Element data from apps and pages
★ ★ ★ ★ ★
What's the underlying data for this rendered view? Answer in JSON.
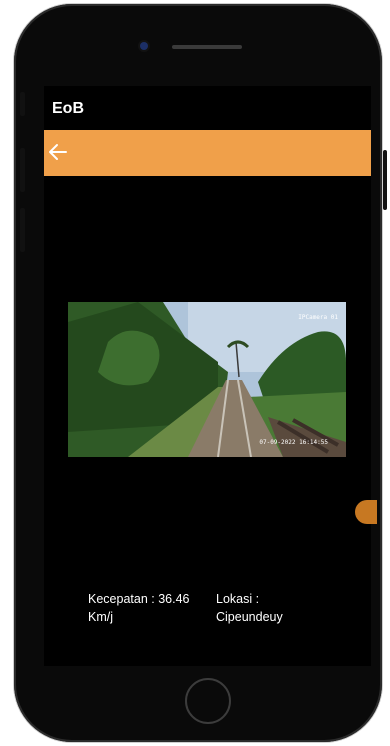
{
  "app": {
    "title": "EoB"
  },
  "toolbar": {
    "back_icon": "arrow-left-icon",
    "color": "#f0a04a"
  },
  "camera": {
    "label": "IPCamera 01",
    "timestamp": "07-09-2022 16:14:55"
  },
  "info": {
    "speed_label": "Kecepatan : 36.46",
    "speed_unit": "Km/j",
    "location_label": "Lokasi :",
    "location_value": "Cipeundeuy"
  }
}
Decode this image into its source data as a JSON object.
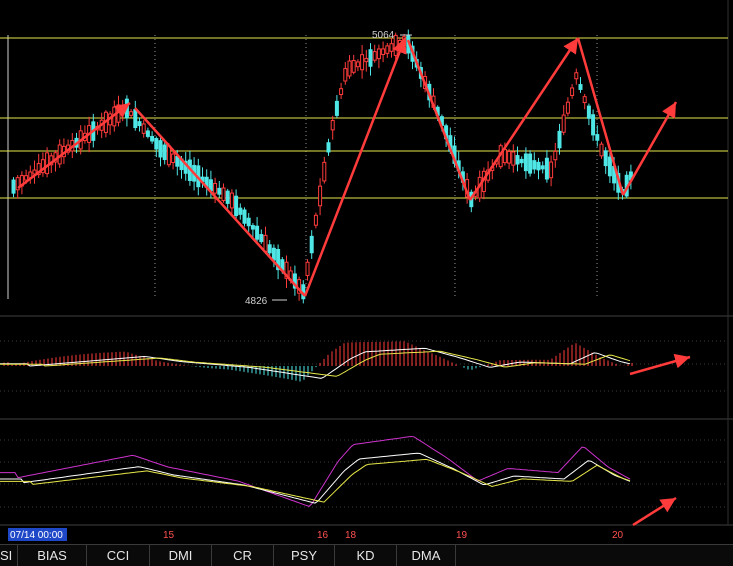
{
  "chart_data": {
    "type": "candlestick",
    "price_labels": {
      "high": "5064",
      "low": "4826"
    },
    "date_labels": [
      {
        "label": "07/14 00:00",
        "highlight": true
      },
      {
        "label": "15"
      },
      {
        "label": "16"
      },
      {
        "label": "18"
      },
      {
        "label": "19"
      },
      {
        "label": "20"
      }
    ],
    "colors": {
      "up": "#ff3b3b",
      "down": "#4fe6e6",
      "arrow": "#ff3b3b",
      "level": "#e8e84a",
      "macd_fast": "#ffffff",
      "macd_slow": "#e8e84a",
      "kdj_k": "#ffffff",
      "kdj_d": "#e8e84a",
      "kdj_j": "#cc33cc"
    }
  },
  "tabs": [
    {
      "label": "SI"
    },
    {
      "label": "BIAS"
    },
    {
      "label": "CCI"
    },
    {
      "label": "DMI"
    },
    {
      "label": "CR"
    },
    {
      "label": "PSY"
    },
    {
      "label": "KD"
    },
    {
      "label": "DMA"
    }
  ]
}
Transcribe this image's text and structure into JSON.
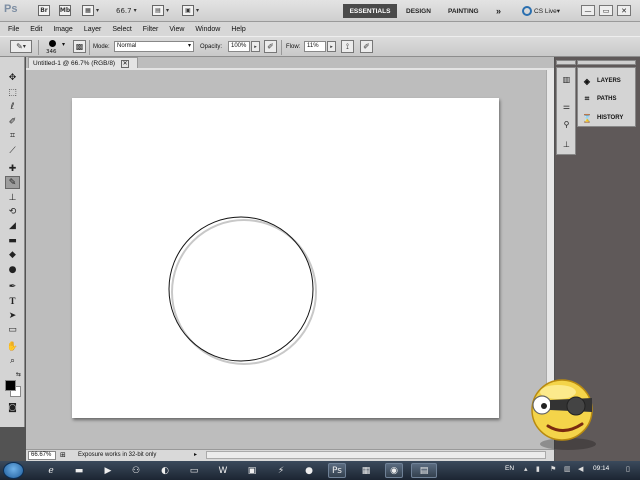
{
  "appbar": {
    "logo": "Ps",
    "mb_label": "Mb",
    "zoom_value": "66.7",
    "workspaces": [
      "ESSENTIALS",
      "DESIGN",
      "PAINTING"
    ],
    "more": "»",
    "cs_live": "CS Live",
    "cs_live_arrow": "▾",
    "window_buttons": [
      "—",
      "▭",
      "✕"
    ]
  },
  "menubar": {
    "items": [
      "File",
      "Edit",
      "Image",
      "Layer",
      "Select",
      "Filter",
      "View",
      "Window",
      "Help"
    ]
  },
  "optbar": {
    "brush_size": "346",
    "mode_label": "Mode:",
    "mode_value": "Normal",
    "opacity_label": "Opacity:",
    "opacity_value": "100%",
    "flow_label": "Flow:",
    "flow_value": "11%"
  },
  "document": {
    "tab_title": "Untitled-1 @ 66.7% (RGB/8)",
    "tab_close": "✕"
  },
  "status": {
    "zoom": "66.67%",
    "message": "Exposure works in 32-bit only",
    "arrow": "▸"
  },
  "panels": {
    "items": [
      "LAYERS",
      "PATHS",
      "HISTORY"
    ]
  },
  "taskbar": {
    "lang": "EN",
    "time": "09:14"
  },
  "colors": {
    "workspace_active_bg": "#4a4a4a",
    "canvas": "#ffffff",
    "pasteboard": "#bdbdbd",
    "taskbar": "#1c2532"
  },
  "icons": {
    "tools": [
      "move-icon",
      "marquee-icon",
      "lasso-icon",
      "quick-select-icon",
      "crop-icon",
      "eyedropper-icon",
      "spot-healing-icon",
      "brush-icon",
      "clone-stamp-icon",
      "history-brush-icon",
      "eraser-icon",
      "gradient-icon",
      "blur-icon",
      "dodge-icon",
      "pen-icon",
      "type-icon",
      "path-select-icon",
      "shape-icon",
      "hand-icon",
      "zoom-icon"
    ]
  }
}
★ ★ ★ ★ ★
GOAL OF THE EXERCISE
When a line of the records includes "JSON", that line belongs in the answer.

SOLUTION
What's the underlying data for this rendered view? Answer in JSON.
Decode this image into its source data as a JSON object.
Transcribe this image's text and structure into JSON.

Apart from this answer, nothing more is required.